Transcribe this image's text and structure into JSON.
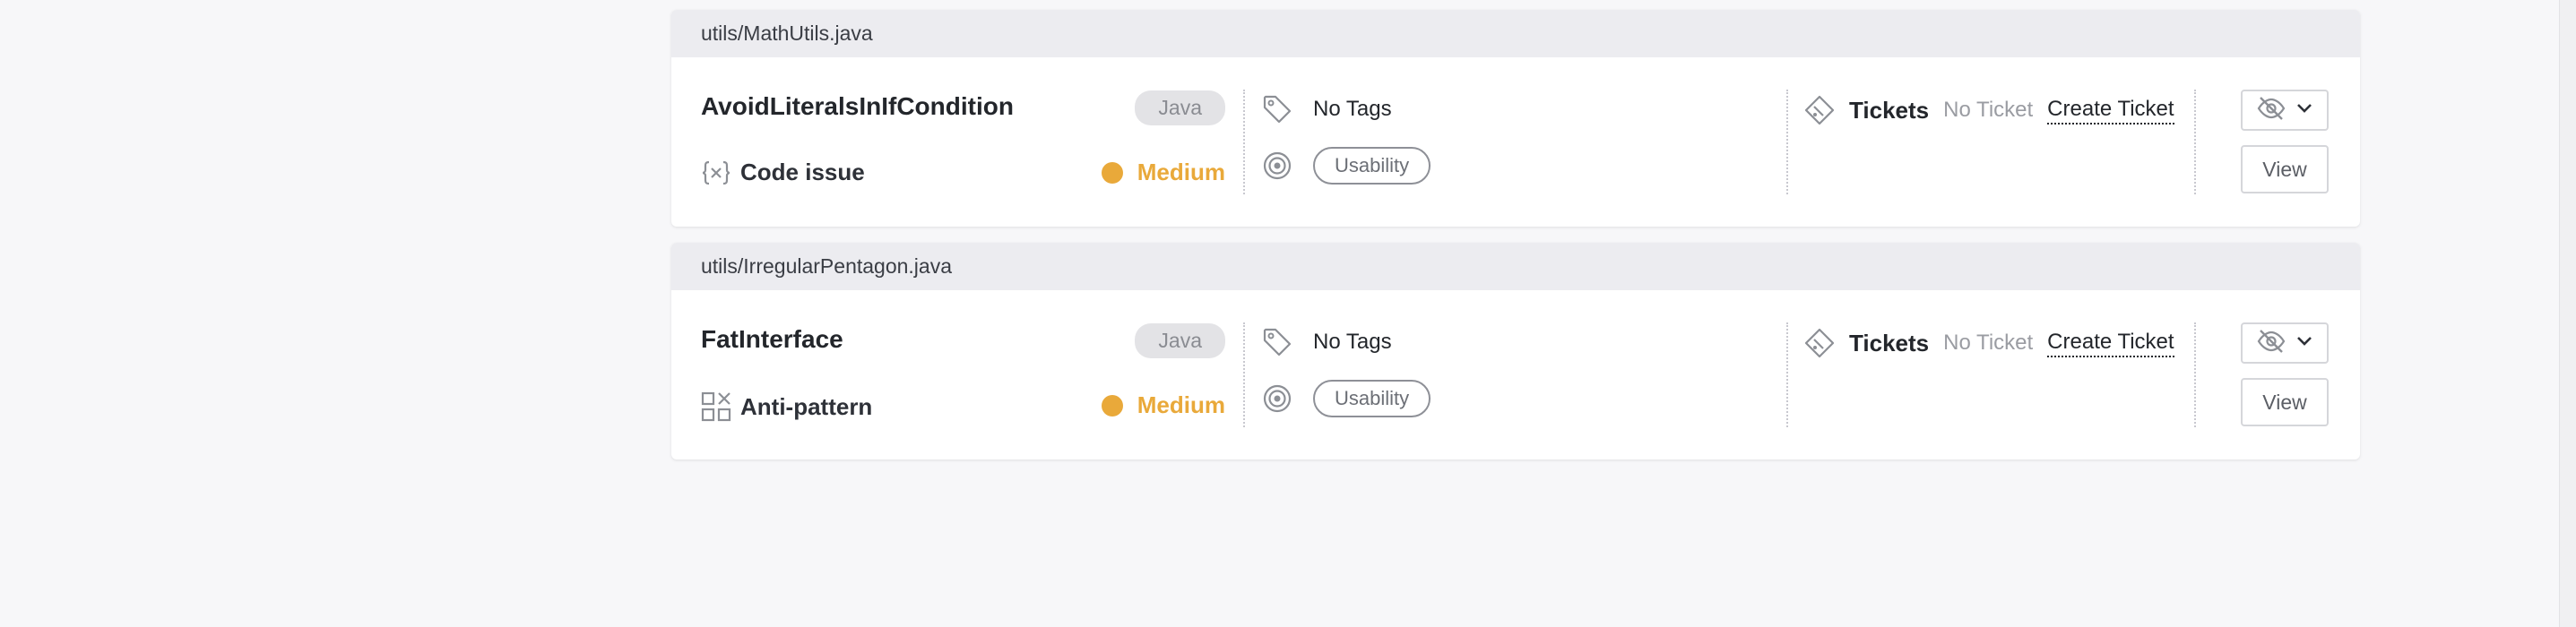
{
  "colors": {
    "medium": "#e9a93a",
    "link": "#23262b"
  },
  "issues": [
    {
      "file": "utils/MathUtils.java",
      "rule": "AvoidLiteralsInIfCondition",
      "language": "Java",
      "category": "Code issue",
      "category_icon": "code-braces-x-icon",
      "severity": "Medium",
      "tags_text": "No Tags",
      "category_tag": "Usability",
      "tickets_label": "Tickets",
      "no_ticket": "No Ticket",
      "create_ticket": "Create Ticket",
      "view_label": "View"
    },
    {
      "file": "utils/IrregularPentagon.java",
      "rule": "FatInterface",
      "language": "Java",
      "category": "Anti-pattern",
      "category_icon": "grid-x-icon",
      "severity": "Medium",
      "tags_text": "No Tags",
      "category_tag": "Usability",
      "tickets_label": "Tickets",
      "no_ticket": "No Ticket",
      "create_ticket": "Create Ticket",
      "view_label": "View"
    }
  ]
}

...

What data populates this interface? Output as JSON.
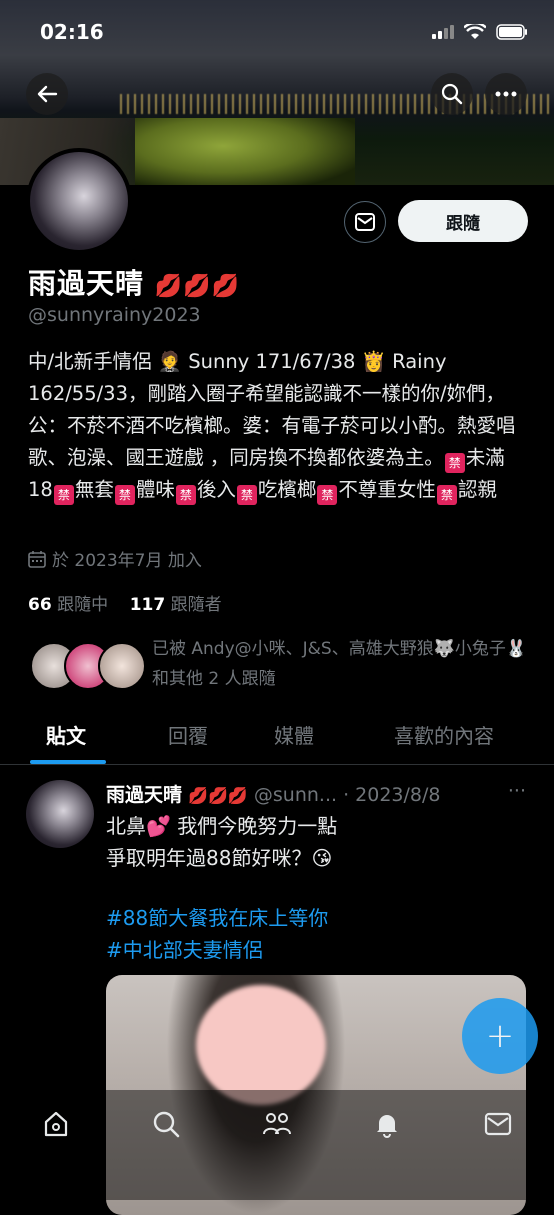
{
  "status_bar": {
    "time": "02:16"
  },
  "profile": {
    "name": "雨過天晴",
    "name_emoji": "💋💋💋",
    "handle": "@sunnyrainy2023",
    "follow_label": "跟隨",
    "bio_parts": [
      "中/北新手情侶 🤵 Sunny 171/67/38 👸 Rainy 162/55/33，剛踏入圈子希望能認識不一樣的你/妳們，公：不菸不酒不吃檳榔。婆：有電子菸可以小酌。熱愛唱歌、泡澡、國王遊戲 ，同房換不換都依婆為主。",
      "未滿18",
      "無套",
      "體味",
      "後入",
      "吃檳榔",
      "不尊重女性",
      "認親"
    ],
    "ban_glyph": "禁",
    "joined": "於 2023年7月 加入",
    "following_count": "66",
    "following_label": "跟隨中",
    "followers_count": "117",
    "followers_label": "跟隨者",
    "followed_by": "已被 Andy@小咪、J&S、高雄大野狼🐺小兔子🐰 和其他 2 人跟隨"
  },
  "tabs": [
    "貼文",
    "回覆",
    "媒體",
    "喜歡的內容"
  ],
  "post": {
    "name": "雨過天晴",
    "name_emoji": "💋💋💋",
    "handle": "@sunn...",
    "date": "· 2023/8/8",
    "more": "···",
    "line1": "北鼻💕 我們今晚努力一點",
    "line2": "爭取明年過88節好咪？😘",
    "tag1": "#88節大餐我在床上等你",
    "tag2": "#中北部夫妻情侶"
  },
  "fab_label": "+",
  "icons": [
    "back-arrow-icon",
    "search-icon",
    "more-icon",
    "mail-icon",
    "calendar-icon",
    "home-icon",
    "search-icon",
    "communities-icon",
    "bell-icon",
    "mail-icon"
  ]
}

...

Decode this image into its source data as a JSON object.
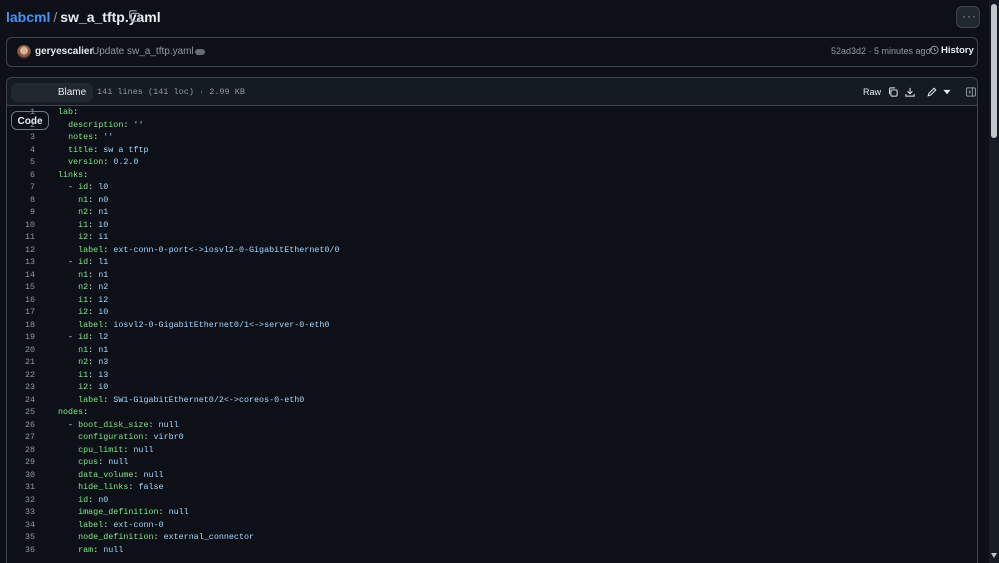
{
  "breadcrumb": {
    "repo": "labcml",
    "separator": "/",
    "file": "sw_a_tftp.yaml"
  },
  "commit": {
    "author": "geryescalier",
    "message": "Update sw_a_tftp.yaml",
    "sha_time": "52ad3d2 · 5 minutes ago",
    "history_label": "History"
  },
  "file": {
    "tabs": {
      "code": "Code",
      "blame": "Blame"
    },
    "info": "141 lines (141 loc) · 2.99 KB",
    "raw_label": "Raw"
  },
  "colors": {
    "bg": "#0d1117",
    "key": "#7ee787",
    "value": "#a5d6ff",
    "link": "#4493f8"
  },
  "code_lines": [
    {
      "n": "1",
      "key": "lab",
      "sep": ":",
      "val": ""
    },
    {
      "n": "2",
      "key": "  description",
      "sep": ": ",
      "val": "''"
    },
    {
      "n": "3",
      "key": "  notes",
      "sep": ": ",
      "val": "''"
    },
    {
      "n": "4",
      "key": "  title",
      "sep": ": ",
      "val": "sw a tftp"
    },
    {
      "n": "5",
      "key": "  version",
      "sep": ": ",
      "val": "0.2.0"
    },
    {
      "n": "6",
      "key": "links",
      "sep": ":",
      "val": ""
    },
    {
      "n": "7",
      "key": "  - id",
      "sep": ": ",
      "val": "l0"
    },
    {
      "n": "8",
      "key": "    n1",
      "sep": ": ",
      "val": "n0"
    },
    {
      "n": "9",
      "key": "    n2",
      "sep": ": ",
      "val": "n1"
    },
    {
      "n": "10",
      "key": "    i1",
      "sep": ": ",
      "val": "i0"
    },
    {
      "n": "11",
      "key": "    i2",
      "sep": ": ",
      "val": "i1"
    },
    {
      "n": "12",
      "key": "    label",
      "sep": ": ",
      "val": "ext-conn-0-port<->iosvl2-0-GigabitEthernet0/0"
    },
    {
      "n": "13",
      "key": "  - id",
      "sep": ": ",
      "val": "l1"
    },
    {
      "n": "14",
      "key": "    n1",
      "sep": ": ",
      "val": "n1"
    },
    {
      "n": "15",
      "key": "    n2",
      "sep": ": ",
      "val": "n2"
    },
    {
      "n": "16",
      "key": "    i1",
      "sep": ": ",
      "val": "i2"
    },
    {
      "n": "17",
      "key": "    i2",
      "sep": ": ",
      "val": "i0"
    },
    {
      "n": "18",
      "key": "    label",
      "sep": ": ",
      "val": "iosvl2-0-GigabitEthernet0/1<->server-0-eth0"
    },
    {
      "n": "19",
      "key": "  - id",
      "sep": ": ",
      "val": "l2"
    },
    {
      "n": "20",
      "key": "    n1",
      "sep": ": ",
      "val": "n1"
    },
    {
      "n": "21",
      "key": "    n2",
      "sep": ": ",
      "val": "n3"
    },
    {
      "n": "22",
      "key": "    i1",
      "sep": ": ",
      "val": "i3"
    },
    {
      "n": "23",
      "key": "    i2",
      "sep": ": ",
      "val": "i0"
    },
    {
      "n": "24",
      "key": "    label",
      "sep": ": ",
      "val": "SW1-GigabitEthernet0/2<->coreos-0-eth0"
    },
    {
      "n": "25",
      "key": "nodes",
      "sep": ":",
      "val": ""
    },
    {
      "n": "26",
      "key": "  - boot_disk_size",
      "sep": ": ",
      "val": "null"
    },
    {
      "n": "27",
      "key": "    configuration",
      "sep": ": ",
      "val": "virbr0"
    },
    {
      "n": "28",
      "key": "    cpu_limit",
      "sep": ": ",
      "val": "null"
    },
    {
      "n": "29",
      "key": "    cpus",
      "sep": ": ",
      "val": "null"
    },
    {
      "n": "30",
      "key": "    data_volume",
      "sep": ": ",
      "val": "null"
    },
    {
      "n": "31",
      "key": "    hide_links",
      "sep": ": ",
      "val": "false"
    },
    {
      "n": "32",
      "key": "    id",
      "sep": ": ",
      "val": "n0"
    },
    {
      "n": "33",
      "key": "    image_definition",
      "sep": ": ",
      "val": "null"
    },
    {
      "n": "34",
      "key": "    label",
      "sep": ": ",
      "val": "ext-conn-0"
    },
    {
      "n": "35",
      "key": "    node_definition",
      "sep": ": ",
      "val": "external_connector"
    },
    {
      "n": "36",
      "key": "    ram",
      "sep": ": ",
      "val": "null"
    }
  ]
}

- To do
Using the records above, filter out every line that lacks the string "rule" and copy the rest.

- Exercise result
      "rule": "AvoidLiteralsInIfCondition",
      "rule": "FatInterface",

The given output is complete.